From the entries below, copy every line that holds the word "Disable".

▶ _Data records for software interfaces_
_ _ _ _ _ _ _
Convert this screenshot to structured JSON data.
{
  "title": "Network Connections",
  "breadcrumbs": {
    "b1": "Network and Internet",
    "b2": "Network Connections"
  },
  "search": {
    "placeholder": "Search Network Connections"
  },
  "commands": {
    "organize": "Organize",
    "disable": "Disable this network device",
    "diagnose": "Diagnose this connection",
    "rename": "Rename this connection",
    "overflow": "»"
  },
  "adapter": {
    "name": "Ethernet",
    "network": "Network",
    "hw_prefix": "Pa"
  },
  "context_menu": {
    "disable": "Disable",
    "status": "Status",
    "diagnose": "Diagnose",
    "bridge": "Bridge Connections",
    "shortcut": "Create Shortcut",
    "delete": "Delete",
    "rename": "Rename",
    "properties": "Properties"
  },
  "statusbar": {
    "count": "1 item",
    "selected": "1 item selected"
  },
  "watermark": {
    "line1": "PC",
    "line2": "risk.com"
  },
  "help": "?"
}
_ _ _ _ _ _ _
▶ _RESPONSE TO THIS EXERCISE_
    "disable": "Disable this network device",
    "disable": "Disable",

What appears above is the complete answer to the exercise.